[Data extracts Boundary: Start]
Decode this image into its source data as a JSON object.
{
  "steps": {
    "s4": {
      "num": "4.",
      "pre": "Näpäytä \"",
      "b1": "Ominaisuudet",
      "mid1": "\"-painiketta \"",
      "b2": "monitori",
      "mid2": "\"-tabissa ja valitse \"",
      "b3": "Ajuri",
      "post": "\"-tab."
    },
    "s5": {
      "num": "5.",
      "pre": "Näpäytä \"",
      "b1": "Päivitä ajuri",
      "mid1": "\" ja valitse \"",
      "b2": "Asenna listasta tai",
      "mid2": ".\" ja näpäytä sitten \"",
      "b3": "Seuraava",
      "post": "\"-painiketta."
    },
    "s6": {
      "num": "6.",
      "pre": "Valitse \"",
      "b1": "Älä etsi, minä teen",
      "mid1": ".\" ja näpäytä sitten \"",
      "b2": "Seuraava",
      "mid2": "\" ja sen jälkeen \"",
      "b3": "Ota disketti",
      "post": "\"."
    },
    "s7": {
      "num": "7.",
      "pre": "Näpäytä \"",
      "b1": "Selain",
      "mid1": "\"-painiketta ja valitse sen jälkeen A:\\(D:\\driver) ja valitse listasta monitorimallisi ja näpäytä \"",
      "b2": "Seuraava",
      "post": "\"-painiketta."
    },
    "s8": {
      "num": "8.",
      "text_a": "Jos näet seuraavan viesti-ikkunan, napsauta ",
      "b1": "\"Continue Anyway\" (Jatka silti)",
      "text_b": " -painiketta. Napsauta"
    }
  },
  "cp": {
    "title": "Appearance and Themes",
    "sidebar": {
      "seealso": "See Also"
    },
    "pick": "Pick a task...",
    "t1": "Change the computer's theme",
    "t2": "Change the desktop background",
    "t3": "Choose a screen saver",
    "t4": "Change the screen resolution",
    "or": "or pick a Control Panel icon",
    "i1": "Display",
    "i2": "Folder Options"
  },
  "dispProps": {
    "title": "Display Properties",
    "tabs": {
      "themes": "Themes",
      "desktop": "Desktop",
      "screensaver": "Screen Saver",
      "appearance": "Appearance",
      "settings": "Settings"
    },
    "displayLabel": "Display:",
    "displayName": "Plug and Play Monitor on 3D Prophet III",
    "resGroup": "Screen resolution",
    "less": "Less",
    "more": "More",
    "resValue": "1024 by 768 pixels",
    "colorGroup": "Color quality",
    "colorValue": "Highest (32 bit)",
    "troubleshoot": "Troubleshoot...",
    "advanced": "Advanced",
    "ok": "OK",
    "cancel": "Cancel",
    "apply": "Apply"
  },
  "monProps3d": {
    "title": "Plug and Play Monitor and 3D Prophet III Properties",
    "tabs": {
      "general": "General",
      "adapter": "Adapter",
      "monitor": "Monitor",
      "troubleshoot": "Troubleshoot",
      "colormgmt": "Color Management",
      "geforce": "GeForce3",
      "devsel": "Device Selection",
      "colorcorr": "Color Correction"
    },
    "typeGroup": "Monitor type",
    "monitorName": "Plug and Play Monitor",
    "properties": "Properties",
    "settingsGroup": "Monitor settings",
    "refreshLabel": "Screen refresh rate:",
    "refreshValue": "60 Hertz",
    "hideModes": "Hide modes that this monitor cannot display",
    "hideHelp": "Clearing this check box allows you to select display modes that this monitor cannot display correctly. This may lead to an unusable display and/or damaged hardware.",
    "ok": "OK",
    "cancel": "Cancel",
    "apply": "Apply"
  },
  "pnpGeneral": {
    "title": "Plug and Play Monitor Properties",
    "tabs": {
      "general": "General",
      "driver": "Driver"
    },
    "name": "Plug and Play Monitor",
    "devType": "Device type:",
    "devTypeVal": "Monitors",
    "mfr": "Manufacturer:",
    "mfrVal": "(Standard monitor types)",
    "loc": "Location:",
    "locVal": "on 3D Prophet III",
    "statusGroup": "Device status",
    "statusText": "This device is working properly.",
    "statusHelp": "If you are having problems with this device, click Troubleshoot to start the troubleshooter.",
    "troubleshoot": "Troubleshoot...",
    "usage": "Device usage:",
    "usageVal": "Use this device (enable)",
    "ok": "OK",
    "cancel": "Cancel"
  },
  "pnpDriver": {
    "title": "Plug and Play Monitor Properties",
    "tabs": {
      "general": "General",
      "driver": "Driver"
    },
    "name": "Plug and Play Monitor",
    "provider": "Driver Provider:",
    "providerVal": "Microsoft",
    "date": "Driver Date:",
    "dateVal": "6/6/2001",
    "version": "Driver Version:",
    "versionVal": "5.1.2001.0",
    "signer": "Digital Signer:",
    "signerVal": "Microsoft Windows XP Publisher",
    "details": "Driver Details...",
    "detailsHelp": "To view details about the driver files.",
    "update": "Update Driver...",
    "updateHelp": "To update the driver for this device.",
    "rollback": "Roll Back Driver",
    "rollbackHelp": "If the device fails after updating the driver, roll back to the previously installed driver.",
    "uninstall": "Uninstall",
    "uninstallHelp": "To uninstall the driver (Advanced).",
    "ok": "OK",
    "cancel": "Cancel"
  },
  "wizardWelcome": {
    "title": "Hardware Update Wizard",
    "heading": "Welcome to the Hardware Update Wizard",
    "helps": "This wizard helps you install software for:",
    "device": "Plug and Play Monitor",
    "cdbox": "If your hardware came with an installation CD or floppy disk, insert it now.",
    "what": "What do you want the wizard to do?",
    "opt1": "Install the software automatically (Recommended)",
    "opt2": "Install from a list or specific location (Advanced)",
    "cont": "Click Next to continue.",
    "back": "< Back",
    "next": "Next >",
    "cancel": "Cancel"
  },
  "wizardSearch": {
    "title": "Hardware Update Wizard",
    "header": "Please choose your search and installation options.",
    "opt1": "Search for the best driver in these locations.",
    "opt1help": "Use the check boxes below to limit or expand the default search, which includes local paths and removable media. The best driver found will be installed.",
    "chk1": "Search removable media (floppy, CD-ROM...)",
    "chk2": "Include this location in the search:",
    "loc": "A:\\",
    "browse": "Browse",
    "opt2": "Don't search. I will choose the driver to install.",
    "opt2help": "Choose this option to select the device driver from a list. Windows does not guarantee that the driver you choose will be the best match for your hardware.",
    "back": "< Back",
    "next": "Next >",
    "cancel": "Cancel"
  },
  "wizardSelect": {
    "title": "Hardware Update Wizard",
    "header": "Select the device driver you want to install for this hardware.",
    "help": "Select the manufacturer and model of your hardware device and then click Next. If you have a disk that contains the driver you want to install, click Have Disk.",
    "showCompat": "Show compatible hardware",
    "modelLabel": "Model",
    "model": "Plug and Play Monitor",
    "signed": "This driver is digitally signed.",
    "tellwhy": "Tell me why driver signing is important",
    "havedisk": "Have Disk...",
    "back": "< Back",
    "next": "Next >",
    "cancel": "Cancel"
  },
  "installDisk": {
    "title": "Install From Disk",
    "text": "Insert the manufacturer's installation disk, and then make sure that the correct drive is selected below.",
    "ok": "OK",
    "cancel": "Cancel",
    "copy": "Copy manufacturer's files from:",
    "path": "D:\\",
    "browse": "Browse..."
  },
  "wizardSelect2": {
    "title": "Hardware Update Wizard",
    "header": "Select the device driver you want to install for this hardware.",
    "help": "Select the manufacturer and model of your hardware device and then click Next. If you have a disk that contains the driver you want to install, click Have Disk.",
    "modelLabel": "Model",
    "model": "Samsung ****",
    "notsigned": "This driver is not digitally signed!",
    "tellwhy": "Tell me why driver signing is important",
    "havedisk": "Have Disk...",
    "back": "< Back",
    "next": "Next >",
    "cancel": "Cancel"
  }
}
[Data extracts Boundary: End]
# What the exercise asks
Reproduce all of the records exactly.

# Response to the task
Decode this image into its source data as a JSON object.
{
  "steps": {
    "s4": {
      "num": "4.",
      "pre": "Näpäytä \"",
      "b1": "Ominaisuudet",
      "mid1": "\"-painiketta \"",
      "b2": "monitori",
      "mid2": "\"-tabissa ja valitse \"",
      "b3": "Ajuri",
      "post": "\"-tab."
    },
    "s5": {
      "num": "5.",
      "pre": "Näpäytä \"",
      "b1": "Päivitä ajuri",
      "mid1": "\" ja valitse \"",
      "b2": "Asenna listasta tai",
      "mid2": ".\" ja näpäytä sitten \"",
      "b3": "Seuraava",
      "post": "\"-painiketta."
    },
    "s6": {
      "num": "6.",
      "pre": "Valitse \"",
      "b1": "Älä etsi, minä teen",
      "mid1": ".\" ja näpäytä sitten \"",
      "b2": "Seuraava",
      "mid2": "\" ja sen jälkeen \"",
      "b3": "Ota disketti",
      "post": "\"."
    },
    "s7": {
      "num": "7.",
      "pre": "Näpäytä \"",
      "b1": "Selain",
      "mid1": "\"-painiketta ja valitse sen jälkeen A:\\(D:\\driver) ja valitse listasta monitorimallisi ja näpäytä \"",
      "b2": "Seuraava",
      "post": "\"-painiketta."
    },
    "s8": {
      "num": "8.",
      "text_a": "Jos näet seuraavan viesti-ikkunan, napsauta ",
      "b1": "\"Continue Anyway\" (Jatka silti)",
      "text_b": " -painiketta. Napsauta"
    }
  },
  "cp": {
    "title": "Appearance and Themes",
    "sidebar": {
      "seealso": "See Also"
    },
    "pick": "Pick a task...",
    "t1": "Change the computer's theme",
    "t2": "Change the desktop background",
    "t3": "Choose a screen saver",
    "t4": "Change the screen resolution",
    "or": "or pick a Control Panel icon",
    "i1": "Display",
    "i2": "Folder Options"
  },
  "dispProps": {
    "title": "Display Properties",
    "tabs": {
      "themes": "Themes",
      "desktop": "Desktop",
      "screensaver": "Screen Saver",
      "appearance": "Appearance",
      "settings": "Settings"
    },
    "displayLabel": "Display:",
    "displayName": "Plug and Play Monitor on 3D Prophet III",
    "resGroup": "Screen resolution",
    "less": "Less",
    "more": "More",
    "resValue": "1024 by 768 pixels",
    "colorGroup": "Color quality",
    "colorValue": "Highest (32 bit)",
    "troubleshoot": "Troubleshoot...",
    "advanced": "Advanced",
    "ok": "OK",
    "cancel": "Cancel",
    "apply": "Apply"
  },
  "monProps3d": {
    "title": "Plug and Play Monitor and 3D Prophet III Properties",
    "tabs": {
      "general": "General",
      "adapter": "Adapter",
      "monitor": "Monitor",
      "troubleshoot": "Troubleshoot",
      "colormgmt": "Color Management",
      "geforce": "GeForce3",
      "devsel": "Device Selection",
      "colorcorr": "Color Correction"
    },
    "typeGroup": "Monitor type",
    "monitorName": "Plug and Play Monitor",
    "properties": "Properties",
    "settingsGroup": "Monitor settings",
    "refreshLabel": "Screen refresh rate:",
    "refreshValue": "60 Hertz",
    "hideModes": "Hide modes that this monitor cannot display",
    "hideHelp": "Clearing this check box allows you to select display modes that this monitor cannot display correctly. This may lead to an unusable display and/or damaged hardware.",
    "ok": "OK",
    "cancel": "Cancel",
    "apply": "Apply"
  },
  "pnpGeneral": {
    "title": "Plug and Play Monitor Properties",
    "tabs": {
      "general": "General",
      "driver": "Driver"
    },
    "name": "Plug and Play Monitor",
    "devType": "Device type:",
    "devTypeVal": "Monitors",
    "mfr": "Manufacturer:",
    "mfrVal": "(Standard monitor types)",
    "loc": "Location:",
    "locVal": "on 3D Prophet III",
    "statusGroup": "Device status",
    "statusText": "This device is working properly.",
    "statusHelp": "If you are having problems with this device, click Troubleshoot to start the troubleshooter.",
    "troubleshoot": "Troubleshoot...",
    "usage": "Device usage:",
    "usageVal": "Use this device (enable)",
    "ok": "OK",
    "cancel": "Cancel"
  },
  "pnpDriver": {
    "title": "Plug and Play Monitor Properties",
    "tabs": {
      "general": "General",
      "driver": "Driver"
    },
    "name": "Plug and Play Monitor",
    "provider": "Driver Provider:",
    "providerVal": "Microsoft",
    "date": "Driver Date:",
    "dateVal": "6/6/2001",
    "version": "Driver Version:",
    "versionVal": "5.1.2001.0",
    "signer": "Digital Signer:",
    "signerVal": "Microsoft Windows XP Publisher",
    "details": "Driver Details...",
    "detailsHelp": "To view details about the driver files.",
    "update": "Update Driver...",
    "updateHelp": "To update the driver for this device.",
    "rollback": "Roll Back Driver",
    "rollbackHelp": "If the device fails after updating the driver, roll back to the previously installed driver.",
    "uninstall": "Uninstall",
    "uninstallHelp": "To uninstall the driver (Advanced).",
    "ok": "OK",
    "cancel": "Cancel"
  },
  "wizardWelcome": {
    "title": "Hardware Update Wizard",
    "heading": "Welcome to the Hardware Update Wizard",
    "helps": "This wizard helps you install software for:",
    "device": "Plug and Play Monitor",
    "cdbox": "If your hardware came with an installation CD or floppy disk, insert it now.",
    "what": "What do you want the wizard to do?",
    "opt1": "Install the software automatically (Recommended)",
    "opt2": "Install from a list or specific location (Advanced)",
    "cont": "Click Next to continue.",
    "back": "< Back",
    "next": "Next >",
    "cancel": "Cancel"
  },
  "wizardSearch": {
    "title": "Hardware Update Wizard",
    "header": "Please choose your search and installation options.",
    "opt1": "Search for the best driver in these locations.",
    "opt1help": "Use the check boxes below to limit or expand the default search, which includes local paths and removable media. The best driver found will be installed.",
    "chk1": "Search removable media (floppy, CD-ROM...)",
    "chk2": "Include this location in the search:",
    "loc": "A:\\",
    "browse": "Browse",
    "opt2": "Don't search. I will choose the driver to install.",
    "opt2help": "Choose this option to select the device driver from a list. Windows does not guarantee that the driver you choose will be the best match for your hardware.",
    "back": "< Back",
    "next": "Next >",
    "cancel": "Cancel"
  },
  "wizardSelect": {
    "title": "Hardware Update Wizard",
    "header": "Select the device driver you want to install for this hardware.",
    "help": "Select the manufacturer and model of your hardware device and then click Next. If you have a disk that contains the driver you want to install, click Have Disk.",
    "showCompat": "Show compatible hardware",
    "modelLabel": "Model",
    "model": "Plug and Play Monitor",
    "signed": "This driver is digitally signed.",
    "tellwhy": "Tell me why driver signing is important",
    "havedisk": "Have Disk...",
    "back": "< Back",
    "next": "Next >",
    "cancel": "Cancel"
  },
  "installDisk": {
    "title": "Install From Disk",
    "text": "Insert the manufacturer's installation disk, and then make sure that the correct drive is selected below.",
    "ok": "OK",
    "cancel": "Cancel",
    "copy": "Copy manufacturer's files from:",
    "path": "D:\\",
    "browse": "Browse..."
  },
  "wizardSelect2": {
    "title": "Hardware Update Wizard",
    "header": "Select the device driver you want to install for this hardware.",
    "help": "Select the manufacturer and model of your hardware device and then click Next. If you have a disk that contains the driver you want to install, click Have Disk.",
    "modelLabel": "Model",
    "model": "Samsung ****",
    "notsigned": "This driver is not digitally signed!",
    "tellwhy": "Tell me why driver signing is important",
    "havedisk": "Have Disk...",
    "back": "< Back",
    "next": "Next >",
    "cancel": "Cancel"
  }
}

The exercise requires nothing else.